Holy charged off his line and clattered into Ayunga outside the box. He was perhaps fortunate to escape with just a booking.
Moments later, McCormick lashed over after a neat cushioned header down in the box from Baldwin as Town increasingly looked ragged.
Then, with 38 minutes on the clock, McCormick was inches away from an equaliser when meeting a cross from the right on the run.
The Blues could count themselves lucky to be ahead at the break.
And they rode their luck a little after the restart before the game drifted slowly and boringly towards its final conclusion.
Cook's right, it is painful to watch. More and more people will be deciding their £10 could be better spent elsewhere.
Paul Cook, a staunch 4-2-3-1 man throughout his managerial career, decided that it was time to try something different in the search for goals.
That meant, for the first time since February 2020, strike duo James Norwood and Kayden Jackson started a game together (more on them in a minute).
Keen for his team not be out-numbered in the centre of the pitch, Cook went with a 3-5-2 system. Gwion Edwards and Stephen Ward operated as the wing-backs, with a midfield three of Dozzell, Bishop and Judge.
The latter three all have great attributes (Bishop had a really good game on the ball), but together the blend is just not right. All of them would benefit from an enforcer. The quicker Flynn Downes is back the better (and it sounds like he’s not far off judging by Cook’s post-match comments).
Joey Barton had started with a 4-2-2-2 ‘box midfield’ system, but switched to 3-4-3 as soon as Town’s second goal went in. That proved to be a masterstroke.
All of a sudden Ipswich’s back three of Luke Woolfenden, Toto Nsiala and Luke Chambers were going man-to-man with a front three of Ayunga, Brandon Hanlan and Zain Walker. That caused issues.
Cook didn’t respond until the 75th minute, switching to a 4-4-2. Edwards came across to the left and Judge went right.
The fact so many of these players have played in so many different positions says a lot.
Edwards has played full-back, wing-back and both wings.
Judge has played wide and central.
Chambers has been centre-back and right-back.
Dozzell’s been tried deeper and more advanced.
Jackson’s been used as a lone front man, as a strike partner and down the flank.
Going forwards, that has to change.
If the search for the right recipe within this squad is still happening after two years then it’s probably time for new ingredients.
Cook’s going to have to live up to his name this summer.
A DISAPPOINTING REUNION
As previously mentioned, it’s been a while since we saw Norwood and Jackson paired in attack from the start.
The hope was that the duo would hit it off like they did during Town’s flying start to the 2019/20 campaign.
That didn’t happen.

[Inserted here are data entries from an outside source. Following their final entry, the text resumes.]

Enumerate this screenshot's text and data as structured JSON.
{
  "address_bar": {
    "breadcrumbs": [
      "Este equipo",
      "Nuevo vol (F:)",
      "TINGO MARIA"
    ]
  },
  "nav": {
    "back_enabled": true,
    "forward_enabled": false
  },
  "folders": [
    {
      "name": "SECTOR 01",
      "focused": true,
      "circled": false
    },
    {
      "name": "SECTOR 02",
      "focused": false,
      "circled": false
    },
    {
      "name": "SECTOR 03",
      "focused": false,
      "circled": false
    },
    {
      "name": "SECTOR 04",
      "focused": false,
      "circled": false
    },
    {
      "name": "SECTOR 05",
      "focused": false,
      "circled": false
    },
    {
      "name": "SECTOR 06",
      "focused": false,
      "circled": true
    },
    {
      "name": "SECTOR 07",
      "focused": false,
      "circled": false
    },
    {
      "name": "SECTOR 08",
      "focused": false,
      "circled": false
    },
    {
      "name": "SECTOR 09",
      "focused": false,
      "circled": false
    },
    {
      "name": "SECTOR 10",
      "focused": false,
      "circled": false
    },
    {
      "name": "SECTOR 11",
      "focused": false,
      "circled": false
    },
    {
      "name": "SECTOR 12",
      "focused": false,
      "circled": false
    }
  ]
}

Norwood spent most of the first half aiming expletives at the referee and being told to calm down by his team-mates. He was withdrawn at the break with a thigh problem.
Aaron Drinan came on and looked, if I’m being brutally honest, like a poor man’s version of the striker he replaced. One robust all-elbows-leap earned him a yellow. Another similar aerial contest moments later earned him a long talking to.

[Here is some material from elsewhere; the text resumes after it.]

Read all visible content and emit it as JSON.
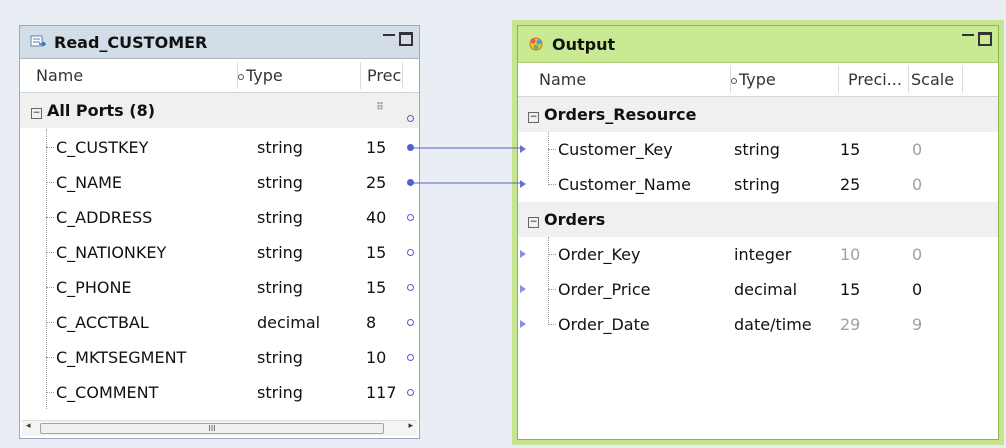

Jackson was withdrawn after a wholly ineffective 66 minutes during which he touched the ball just 14 times.
His replacement, Troy Parrott, curled wide after a piece of close ball control in a tight spot that Jackson hadn’t managed all match.
This may not have felt like a win. But a win it was.
Right now, with the games running out, it’s all about points rather than performances.
Victory moves Town up to ninth. They remain just two points adrift of the play-off places with nine games to go.
And next up, on Easter Monday, they take on rock-bottom side Rochdale at Spotland.
I know, I know. Why do we torture ourselves? This team is not performing like one that’s anywhere near capable of a promotion charge.
The quality isn’t there, the blend isn’t there, the character isn’t there.
Unconvincing wins like this one just seem to be delaying the inevitable. Bring on the summer rebuild.
Mind you, spots four, five and six are wide open though...